Naming The Animals is a new podcast by Makers and Mystics! This eight episode series follows a chapter by chapter discussion of Stephen Roach's book Naming The Animals: An Invitation To Creativity. Each week, Stephen will be joined by Square Halo's Creative Director, Ned Bustard and a variety of biblical scholars, professional artists and creative thought leaders on topics such as inspiration, contemplation and beauty. This podcast is an accompaniment to the Makers and Mystics Creative Collective Book Club, running June 8th - July 27th, 2022. To join the Book Club, sign up for the Maker tier of patronage at Patreon.com/makersandmystics

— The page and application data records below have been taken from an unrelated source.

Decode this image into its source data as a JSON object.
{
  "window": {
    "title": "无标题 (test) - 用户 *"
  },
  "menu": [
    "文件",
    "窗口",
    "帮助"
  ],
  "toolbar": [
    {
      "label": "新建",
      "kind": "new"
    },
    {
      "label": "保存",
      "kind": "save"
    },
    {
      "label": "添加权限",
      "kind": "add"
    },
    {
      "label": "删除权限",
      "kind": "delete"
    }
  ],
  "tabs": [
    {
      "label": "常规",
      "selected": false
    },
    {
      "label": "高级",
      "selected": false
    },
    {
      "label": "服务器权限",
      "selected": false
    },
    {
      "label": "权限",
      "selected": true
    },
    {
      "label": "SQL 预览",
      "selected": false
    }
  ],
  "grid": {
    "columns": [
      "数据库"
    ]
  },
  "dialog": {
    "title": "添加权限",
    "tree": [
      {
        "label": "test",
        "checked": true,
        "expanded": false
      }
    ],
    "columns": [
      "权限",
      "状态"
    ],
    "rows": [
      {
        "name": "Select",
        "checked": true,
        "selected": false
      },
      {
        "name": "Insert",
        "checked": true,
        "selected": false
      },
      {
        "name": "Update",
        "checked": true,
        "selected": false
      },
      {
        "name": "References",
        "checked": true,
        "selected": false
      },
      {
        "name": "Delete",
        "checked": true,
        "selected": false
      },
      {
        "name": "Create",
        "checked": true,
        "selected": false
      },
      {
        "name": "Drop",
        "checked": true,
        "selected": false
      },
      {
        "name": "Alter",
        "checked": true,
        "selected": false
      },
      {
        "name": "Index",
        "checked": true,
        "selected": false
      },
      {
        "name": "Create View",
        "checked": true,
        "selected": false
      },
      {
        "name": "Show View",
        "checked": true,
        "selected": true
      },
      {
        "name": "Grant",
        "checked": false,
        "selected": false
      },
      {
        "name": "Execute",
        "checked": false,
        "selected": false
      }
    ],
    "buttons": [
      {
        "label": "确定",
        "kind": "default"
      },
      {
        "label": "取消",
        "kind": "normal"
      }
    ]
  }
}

Sometimes when your world changes, it seems like everything turns towards you, fresh, new, and curious.Joshua Bennett is the author of The Sobbing School—which was a National Poetry Series selection and a finalist for an NAACP Image Award. He is also the author of Being Property Once Myself, Owed, The Study of Human Life, and Spoken Word: A Cultural History, which is forthcoming from Knopf. He has received fellowships and awards from the Guggenheim Foundation, the Whiting Foundation, the National Endowment for the Arts, and the Society of Fellows at Harvard University. He is a Professor of English at Dartmouth College.Find the transcript for this show at onbeing.org.We're pleased to offer Joshua Bennett's poem, and invite you to sign up here for the latest from Poetry Unbound.

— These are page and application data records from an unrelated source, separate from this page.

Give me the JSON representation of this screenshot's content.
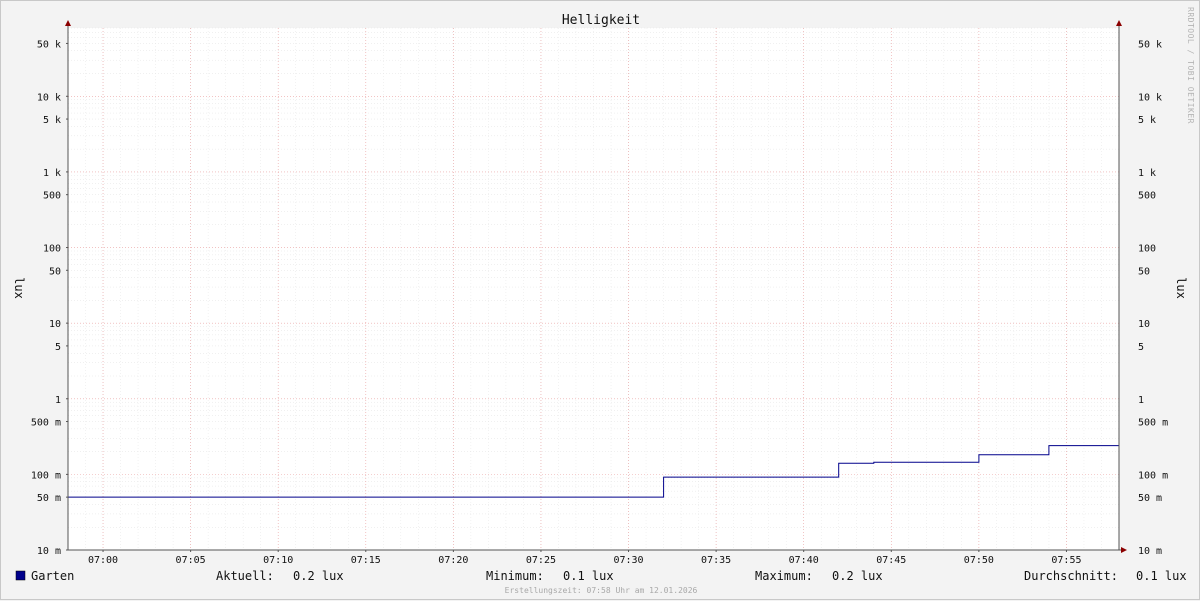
{
  "chart_data": {
    "type": "line",
    "title": "Helligkeit",
    "ylabel": "lux",
    "yscale": "log",
    "ylim": [
      10,
      80000
    ],
    "xlim": [
      "06:58",
      "07:58"
    ],
    "x_ticks": [
      "07:00",
      "07:05",
      "07:10",
      "07:15",
      "07:20",
      "07:25",
      "07:30",
      "07:35",
      "07:40",
      "07:45",
      "07:50",
      "07:55"
    ],
    "y_ticks": [
      {
        "value": 50000,
        "label": "50 k"
      },
      {
        "value": 10000,
        "label": "10 k"
      },
      {
        "value": 5000,
        "label": "5 k"
      },
      {
        "value": 1000,
        "label": "1 k"
      },
      {
        "value": 500,
        "label": "500"
      },
      {
        "value": 100,
        "label": "100"
      },
      {
        "value": 50,
        "label": "50"
      },
      {
        "value": 10,
        "label": "10"
      },
      {
        "value": 5,
        "label": "5"
      },
      {
        "value": 1,
        "label": "1"
      },
      {
        "value": 0.5,
        "label": "500 m"
      },
      {
        "value": 0.1,
        "label": "100 m"
      },
      {
        "value": 0.05,
        "label": "50 m"
      },
      {
        "value": 0.01,
        "label": "10 m"
      }
    ],
    "series": [
      {
        "name": "Garten",
        "color": "#00008b",
        "step": true,
        "points": [
          [
            "06:58",
            0.05
          ],
          [
            "07:32",
            0.05
          ],
          [
            "07:32",
            0.092
          ],
          [
            "07:42",
            0.092
          ],
          [
            "07:42",
            0.14
          ],
          [
            "07:44",
            0.14
          ],
          [
            "07:44",
            0.145
          ],
          [
            "07:50",
            0.145
          ],
          [
            "07:50",
            0.182
          ],
          [
            "07:54",
            0.182
          ],
          [
            "07:54",
            0.24
          ],
          [
            "07:58",
            0.24
          ]
        ]
      }
    ],
    "grid": true
  },
  "legend": {
    "series_name": "Garten",
    "swatch_color": "#00008b",
    "current_label": "Aktuell:",
    "current_value": "0.2 lux",
    "min_label": "Minimum:",
    "min_value": "0.1 lux",
    "max_label": "Maximum:",
    "max_value": "0.2 lux",
    "avg_label": "Durchschnitt:",
    "avg_value": "0.1 lux"
  },
  "footer": "Erstellungszeit: 07:58 Uhr am 12.01.2026",
  "watermark": "RRDTOOL / TOBI OETIKER"
}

Photo: No known restrictions on publication. @Batchelorshow #DevinNunes: Sussman trial week #1 ends with Robby Mook naming Hilary Clinton as approving of the "October Surprise" Russiagate hoax. https://www.msn.com/en-us/news/politics/robby-mook-says-clinton-agreed-to-give-trump-russia-material-to-reporter/ar-AAXxyQ5